Dr. Avinash Sharma’s group at NCMR-NCCS Pune cultivated diverse group of bacteria and archaea from Sambhar Lake. Archaea are very difficult to culture and not many research groups are working on this domain of life. Looking at the percentage of description of novel taxa belonging to bacteria and archaea, one can easily make out how poorly archaea are being studied.  13 genera were identified as archaeal while 12 genera belonging to bacteria were isolated in the current study. The authors also claim that there are 13 novel strains of archaea and bacteria isolated during study based on 16S rRNA gene sequencing and currently the group is working on genome analysis which is mandatory for the description of a novel taxa.   

        The reason behind capturing such a vast diversity was because of the multiple cultivation approaches used in the study.  The cultivation of microorganisms was done using two used approaches: onsite enrichment and sediment dilution in the laboratory. In the first method of cultivation, soil samples were inoculated in different growth media onsite. The same media and salt concentrations were also used for isolation in the second approach. That is same growth conditions were used in both approaches. Interestingly besides common found genera in both cultivation methods: AlteribacillusHalobacillusHalorubrumLentibacillusNatronorubrum
Piscibacillus and Thalassobacillus were found only in onsite cultivation whereas only three genera AliidiomarinaNatrinema and Natronolimnobius were found in laboratory processing.

Dr. Avinash Sharma said “Although both the approaches used for isolation are classical, but they provide better understanding to device sampling strategies. From our results we can conclude that it is important to use multiple cultivation approaches as these approaches help capturing vast group of organisms. Imagine if we would not have done the onsite enrichment we would have lost majority of the organisms we isolated in this study. We have also observed in the study how delay in sample processing effect the cell viability, although it is not possible to isolate each and every organism residing in the ecosystem but immediate sample processing is recommended to isolate majority of the organisms before they lose their viability”.

   The microorganisms isolated in this study are known for the production of bio technologically important compounds like halocines, bacteriorhodopsins, exopolymer, hydrolytic enzymes and possessing the anti-proliferative, anti-oxidant and anti-hemolytic activity.

Conservation of such unique organisms at NCMR-NCCS enrich the culture collection and provide better resources for future studies/research.


A new bacterial species described from the salt water lake in India

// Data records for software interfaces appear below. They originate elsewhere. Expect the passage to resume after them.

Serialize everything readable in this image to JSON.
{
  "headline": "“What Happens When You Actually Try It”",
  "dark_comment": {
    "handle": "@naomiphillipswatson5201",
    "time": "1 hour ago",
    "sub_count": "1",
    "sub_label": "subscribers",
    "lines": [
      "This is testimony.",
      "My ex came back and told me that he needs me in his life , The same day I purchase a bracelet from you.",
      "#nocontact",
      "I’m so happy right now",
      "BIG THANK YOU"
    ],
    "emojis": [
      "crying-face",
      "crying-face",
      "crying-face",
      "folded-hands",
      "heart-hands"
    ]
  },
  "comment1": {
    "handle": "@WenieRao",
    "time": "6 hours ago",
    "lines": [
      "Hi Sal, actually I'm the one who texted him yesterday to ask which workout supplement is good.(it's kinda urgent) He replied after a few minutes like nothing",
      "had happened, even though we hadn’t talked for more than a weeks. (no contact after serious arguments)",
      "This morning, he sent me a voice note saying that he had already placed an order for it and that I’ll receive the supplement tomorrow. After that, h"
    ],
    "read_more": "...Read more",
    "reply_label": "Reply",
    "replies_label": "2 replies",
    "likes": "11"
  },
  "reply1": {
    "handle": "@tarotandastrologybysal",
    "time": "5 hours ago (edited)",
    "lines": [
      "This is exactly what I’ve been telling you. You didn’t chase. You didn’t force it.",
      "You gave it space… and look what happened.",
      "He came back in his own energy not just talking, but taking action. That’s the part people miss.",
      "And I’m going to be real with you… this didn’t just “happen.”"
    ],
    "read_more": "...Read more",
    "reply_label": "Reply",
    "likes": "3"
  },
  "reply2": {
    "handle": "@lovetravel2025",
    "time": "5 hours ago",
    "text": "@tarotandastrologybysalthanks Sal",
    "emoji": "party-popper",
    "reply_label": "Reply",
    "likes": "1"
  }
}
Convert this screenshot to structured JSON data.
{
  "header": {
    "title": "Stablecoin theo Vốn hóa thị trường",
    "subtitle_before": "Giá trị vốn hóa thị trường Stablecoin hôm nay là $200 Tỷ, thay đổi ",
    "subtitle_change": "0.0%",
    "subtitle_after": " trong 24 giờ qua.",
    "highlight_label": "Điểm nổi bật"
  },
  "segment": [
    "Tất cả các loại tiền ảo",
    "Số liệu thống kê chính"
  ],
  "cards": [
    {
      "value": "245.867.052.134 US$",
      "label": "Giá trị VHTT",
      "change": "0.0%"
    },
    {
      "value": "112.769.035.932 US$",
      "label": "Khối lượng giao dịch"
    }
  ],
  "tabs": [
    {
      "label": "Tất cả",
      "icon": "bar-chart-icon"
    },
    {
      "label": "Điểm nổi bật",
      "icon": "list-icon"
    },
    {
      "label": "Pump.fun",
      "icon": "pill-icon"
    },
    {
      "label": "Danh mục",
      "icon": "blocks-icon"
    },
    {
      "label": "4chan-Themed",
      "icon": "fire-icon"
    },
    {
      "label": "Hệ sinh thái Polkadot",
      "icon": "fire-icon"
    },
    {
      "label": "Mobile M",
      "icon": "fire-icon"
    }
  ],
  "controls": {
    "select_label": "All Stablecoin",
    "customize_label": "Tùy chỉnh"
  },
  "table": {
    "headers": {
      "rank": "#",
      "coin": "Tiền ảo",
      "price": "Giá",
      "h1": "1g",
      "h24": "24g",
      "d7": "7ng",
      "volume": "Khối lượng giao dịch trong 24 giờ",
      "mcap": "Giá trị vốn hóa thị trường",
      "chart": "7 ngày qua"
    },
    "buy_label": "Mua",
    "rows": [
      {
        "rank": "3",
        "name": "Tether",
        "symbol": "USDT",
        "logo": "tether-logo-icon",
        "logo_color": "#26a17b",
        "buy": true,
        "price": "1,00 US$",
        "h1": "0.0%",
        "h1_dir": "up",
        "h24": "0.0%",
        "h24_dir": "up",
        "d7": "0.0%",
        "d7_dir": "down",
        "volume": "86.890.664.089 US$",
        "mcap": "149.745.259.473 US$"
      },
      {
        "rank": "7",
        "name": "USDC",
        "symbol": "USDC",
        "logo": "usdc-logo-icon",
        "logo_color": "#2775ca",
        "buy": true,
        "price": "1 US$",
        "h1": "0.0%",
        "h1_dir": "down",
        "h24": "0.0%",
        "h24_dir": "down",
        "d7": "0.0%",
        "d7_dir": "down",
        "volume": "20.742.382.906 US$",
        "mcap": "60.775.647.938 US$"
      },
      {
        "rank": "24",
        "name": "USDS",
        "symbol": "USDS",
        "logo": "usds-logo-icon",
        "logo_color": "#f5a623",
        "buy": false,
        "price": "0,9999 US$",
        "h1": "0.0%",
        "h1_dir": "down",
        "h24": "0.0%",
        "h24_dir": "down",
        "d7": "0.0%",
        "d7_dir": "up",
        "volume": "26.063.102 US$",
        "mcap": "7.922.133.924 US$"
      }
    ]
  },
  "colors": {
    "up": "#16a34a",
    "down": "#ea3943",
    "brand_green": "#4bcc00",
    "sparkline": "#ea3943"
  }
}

-By Kranti Karande

A bacterial strain ( MEB193T )was isolated from the Lonar lake which is a notified national Geo-heritage monument situated in Buldhana district of Maharashtra, India .

As researchers collected the sample water, the water had a pH of 9.8 and a temperature of 28ºC. This bacterial strain represented as MEB193T was isolated on modified sea water agar.The strain was described as rod-shaped, motile and non-spore forming.

Dr. Amaraja Joshi, NCMR Pune
Dr. Amaraja Joshi NCMR, NCCS Pune

Dr. Amaraja Joshi’s group at NCMR, with Dr. Yogesh Shouche identified the taxonomy of this strain.

Based on draft genome sequence on the Illumina MiSeq platform, 16S rRNA gene sequencing and observable characteristics , they found that the strain MEB193T represents a new species of the genus Nitrincola . The strain name is proposed as Nitrincola tapanii sp. nov. , in the honour of Dr. Tapan Chakrabarti for his enormous contribution in the field of microbial taxonomy and systematics. Five species of the genus Nitrinicola were described before this research. In conclusion, a new species surviving in an alkaline environment was described by researchers.